First, the Academic Senate would be fighting against two legal opinions on this issue. Given the recency of the second opinion, the Board of Governors would undoubtedly decline to adopt the Senate’s position on legal grounds.
Second, while the Academic Senate is empowered under Title 5, the rights of students to due process are granted under the authority of the 14th Amendment of the United States Constitution. This fundamental right trumps the powers conferred by regulation.
Therefore, at the current time, the Academic Senate finds itself unable to carry out the will of the body in resolutions 14.02 F05 and 14.01 F08. Just as with the issue of information competency, the body can bring the issue back again when it looks like the environment is more conducive to effecting such a change. In the meanwhile, I call your attention to recommendations made in the legal opinions and the Academic Senate (2007) paper Promoting and Sustaining an Institutional Climate of Academic Integrity. Establish a process for the objective review of a student’s academic conduct through a committee of the academic senate (ASCCC, p. 19).
Work with the associated student body to develop or refine a college honor code and related due process (ASCCC, p. 21).
Encourage the review of the weight assigned to class assignments such that acts of cheating or plagiarism on such assignments have significant effect on the final course grade (Black). Provide professional development to support faculty in the development of assignments that are more resistant to cheating and plagiarism (ASCCC, p. 9).
Academic Senate for California Community Colleges (ASCCC). (2007). Promoting and sustaining an institutional climate of academic integrity.
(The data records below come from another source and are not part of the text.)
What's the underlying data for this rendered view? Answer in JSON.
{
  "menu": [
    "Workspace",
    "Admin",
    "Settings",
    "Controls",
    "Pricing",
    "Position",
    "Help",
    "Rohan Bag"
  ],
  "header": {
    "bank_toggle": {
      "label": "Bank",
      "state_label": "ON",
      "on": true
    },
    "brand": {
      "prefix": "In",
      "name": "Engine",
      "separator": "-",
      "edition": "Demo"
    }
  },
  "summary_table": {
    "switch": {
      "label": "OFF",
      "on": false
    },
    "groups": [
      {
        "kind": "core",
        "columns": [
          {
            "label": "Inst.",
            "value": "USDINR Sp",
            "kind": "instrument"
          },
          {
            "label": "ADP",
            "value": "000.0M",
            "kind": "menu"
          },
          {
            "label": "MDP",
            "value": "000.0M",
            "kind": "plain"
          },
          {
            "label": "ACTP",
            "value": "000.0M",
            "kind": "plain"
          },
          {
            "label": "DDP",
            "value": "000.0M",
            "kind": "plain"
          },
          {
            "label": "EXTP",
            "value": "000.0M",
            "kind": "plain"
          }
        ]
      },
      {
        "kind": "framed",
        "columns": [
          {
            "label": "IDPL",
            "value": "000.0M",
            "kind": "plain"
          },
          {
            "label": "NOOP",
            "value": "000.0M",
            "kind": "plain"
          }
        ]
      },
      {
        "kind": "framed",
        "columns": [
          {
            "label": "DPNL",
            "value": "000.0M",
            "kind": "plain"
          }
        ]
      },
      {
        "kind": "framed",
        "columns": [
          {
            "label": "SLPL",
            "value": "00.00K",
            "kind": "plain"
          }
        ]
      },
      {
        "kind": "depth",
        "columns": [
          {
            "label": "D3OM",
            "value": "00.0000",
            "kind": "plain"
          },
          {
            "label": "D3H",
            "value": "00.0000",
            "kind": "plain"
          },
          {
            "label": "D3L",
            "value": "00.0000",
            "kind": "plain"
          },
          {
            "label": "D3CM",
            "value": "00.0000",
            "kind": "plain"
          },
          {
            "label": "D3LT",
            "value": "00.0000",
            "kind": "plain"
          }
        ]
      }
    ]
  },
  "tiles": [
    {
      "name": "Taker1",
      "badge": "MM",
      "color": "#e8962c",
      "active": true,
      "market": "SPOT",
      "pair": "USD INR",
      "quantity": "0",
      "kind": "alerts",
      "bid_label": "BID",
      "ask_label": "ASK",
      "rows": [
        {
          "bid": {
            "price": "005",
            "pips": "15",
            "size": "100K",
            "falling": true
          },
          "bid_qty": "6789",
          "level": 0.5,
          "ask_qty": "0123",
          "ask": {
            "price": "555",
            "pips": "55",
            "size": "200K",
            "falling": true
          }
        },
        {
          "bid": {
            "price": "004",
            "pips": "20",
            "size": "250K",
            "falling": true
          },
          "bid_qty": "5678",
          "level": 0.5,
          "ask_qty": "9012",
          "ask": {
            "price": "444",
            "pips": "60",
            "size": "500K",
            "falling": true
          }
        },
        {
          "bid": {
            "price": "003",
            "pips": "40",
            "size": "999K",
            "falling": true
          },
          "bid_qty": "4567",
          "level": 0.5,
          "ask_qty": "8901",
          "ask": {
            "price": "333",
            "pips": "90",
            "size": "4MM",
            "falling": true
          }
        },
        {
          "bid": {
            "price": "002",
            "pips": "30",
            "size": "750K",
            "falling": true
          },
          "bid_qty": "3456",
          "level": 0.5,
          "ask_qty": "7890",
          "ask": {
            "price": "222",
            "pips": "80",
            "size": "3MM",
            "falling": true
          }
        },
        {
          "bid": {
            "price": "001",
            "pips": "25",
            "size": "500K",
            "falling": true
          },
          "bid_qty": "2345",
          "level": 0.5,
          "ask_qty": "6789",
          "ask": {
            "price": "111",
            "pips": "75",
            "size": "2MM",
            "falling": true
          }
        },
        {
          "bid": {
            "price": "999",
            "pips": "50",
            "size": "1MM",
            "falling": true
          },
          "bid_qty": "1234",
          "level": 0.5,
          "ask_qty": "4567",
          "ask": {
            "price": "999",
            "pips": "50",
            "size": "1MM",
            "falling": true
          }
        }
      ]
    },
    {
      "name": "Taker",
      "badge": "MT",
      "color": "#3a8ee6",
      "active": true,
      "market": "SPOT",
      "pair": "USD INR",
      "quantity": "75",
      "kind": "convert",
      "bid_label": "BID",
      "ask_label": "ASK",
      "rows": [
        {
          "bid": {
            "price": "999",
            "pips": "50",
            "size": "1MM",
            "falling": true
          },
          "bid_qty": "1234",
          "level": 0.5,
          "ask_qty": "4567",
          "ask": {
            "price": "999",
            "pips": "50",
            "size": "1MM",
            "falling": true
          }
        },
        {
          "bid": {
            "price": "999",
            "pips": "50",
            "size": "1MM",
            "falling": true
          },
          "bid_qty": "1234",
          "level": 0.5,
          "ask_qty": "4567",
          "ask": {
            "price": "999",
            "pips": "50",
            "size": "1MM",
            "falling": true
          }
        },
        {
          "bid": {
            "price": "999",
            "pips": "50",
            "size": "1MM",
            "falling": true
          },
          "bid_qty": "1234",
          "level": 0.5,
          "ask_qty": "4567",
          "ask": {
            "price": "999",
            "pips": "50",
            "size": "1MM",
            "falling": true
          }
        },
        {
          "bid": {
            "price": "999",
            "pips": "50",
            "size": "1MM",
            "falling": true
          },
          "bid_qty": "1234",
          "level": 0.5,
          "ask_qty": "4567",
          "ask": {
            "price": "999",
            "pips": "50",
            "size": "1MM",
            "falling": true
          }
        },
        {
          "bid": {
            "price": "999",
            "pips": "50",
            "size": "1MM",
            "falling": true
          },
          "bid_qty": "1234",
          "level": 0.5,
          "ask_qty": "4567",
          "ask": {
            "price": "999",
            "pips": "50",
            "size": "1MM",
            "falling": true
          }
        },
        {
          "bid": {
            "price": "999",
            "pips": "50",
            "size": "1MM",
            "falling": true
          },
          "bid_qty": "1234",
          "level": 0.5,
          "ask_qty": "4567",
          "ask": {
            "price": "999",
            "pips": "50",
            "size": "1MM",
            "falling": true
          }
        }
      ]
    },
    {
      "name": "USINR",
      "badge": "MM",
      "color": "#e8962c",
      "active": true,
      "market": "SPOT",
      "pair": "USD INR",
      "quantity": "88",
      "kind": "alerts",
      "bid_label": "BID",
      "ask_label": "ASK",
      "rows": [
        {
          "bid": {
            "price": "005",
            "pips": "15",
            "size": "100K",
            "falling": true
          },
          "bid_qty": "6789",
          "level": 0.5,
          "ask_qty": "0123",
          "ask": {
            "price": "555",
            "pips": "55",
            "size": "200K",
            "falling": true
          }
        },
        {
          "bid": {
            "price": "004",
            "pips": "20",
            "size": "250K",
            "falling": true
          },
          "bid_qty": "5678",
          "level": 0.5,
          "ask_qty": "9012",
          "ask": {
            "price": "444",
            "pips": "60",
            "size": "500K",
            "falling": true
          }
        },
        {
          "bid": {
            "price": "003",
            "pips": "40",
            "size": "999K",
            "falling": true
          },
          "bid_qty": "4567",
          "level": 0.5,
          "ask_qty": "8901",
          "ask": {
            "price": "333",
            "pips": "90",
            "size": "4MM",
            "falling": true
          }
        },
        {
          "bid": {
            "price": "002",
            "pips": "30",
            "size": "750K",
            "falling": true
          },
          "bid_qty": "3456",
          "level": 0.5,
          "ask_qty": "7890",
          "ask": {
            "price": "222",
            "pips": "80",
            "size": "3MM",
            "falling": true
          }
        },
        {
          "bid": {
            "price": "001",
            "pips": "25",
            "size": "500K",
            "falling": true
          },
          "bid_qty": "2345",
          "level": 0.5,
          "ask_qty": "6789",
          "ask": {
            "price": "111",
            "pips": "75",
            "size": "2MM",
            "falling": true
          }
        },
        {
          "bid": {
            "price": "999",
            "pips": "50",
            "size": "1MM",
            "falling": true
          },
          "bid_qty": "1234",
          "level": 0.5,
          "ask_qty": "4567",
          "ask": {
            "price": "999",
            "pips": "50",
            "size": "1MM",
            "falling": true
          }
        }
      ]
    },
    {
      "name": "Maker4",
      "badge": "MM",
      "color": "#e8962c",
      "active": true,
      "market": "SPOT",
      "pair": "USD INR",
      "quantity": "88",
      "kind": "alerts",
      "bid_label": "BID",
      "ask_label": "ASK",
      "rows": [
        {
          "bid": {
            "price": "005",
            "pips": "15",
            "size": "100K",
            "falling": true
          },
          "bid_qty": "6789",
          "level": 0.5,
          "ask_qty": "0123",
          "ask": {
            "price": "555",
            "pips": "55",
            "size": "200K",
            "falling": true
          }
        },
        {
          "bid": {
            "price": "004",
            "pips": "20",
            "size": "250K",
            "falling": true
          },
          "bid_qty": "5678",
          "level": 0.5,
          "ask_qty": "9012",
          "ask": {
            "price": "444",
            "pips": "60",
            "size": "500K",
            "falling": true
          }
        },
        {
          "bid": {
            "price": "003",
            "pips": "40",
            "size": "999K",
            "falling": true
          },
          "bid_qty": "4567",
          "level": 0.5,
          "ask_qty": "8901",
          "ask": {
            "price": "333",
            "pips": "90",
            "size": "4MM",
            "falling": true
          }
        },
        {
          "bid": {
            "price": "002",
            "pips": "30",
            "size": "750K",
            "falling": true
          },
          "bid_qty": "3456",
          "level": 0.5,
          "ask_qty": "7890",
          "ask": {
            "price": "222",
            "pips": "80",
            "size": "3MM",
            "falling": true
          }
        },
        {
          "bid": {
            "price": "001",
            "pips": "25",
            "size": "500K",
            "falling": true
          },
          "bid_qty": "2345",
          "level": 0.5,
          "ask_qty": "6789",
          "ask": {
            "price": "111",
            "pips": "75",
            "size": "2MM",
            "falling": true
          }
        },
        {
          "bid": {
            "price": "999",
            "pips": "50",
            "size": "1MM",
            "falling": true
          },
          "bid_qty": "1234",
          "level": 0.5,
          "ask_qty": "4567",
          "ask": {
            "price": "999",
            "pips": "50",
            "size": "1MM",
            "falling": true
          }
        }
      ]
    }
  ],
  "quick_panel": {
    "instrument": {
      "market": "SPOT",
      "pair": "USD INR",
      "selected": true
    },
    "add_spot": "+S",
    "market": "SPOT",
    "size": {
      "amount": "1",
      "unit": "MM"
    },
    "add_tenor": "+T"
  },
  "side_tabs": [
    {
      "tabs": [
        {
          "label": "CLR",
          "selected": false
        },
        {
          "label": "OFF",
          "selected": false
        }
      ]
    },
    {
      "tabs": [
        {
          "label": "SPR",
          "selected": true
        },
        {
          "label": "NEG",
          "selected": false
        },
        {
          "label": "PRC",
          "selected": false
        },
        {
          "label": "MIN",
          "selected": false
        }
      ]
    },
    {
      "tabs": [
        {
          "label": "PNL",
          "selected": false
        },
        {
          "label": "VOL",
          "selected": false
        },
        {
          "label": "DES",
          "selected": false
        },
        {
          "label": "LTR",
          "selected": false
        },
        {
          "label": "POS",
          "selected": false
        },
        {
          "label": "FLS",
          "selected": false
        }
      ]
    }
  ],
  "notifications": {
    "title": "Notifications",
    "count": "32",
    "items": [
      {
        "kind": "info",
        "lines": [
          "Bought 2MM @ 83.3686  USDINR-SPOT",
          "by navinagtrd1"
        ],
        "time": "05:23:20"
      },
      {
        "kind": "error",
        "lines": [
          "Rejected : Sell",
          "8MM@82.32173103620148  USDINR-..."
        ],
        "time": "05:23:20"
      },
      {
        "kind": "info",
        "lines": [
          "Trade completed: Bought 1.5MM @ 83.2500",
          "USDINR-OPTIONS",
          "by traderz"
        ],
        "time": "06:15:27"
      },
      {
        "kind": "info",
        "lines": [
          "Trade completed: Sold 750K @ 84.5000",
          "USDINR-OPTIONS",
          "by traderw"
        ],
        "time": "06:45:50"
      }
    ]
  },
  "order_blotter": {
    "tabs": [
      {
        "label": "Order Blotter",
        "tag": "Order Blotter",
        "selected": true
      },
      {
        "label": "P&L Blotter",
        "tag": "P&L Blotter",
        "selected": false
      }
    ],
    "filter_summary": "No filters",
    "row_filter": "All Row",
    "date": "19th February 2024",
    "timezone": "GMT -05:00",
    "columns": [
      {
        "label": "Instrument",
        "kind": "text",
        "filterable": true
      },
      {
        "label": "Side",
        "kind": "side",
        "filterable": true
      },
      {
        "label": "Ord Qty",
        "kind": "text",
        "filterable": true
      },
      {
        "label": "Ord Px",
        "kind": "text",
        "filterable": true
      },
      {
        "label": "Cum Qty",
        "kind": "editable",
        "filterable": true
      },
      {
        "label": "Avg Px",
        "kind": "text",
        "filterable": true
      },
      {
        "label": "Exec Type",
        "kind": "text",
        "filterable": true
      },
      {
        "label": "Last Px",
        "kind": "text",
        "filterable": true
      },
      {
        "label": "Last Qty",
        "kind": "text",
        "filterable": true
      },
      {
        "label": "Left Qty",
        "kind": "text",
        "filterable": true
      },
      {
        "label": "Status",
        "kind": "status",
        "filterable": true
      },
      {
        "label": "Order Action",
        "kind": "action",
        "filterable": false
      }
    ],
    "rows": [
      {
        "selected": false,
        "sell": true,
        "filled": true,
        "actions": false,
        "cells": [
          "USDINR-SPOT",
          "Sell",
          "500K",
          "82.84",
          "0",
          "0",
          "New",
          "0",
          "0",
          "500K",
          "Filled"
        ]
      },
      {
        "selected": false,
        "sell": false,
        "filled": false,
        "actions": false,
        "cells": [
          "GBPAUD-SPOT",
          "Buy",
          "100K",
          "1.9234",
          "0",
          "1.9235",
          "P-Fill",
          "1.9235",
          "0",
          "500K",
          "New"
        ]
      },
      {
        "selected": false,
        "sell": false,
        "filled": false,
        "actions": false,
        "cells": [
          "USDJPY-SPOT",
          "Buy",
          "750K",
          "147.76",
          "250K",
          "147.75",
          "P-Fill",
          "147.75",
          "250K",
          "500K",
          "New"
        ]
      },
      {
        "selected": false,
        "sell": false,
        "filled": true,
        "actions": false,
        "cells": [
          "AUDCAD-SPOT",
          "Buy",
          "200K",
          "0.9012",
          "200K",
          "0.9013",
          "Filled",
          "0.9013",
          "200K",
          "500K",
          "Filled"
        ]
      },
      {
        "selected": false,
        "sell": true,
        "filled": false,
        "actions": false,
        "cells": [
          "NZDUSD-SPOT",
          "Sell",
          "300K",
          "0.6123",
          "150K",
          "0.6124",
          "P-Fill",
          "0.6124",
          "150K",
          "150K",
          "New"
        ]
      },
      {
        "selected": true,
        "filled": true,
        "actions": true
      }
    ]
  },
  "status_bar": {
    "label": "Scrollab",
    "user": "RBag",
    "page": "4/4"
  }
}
Sacramento, California: Author. Retrieved January 8, 2010 from http://www.asccc.org/Publications/Papers/AcademicIntegrity.html.
Black, R. (1995). California community colleges chancellor’s office legal opinion 95-31. November 16, 1995. Retrieved January 8, 2010, from http://www.cccco.edu/Portals/4/Legal/opinions/attachments/95-31.pdf.
Bruckman, S. (1995). California community colleges chancellor’s office legal opinion 07-12. December 19, 2007. Retrieved January 8, 2010, from http://www.cccco.edu/Portals/4/Legal/opinions/attachments/07-12.pdf.
The articles published in the Rostrum do not necessarily represent the adopted positions of the academic senate. For adopted positions and recommendations, please browse this website.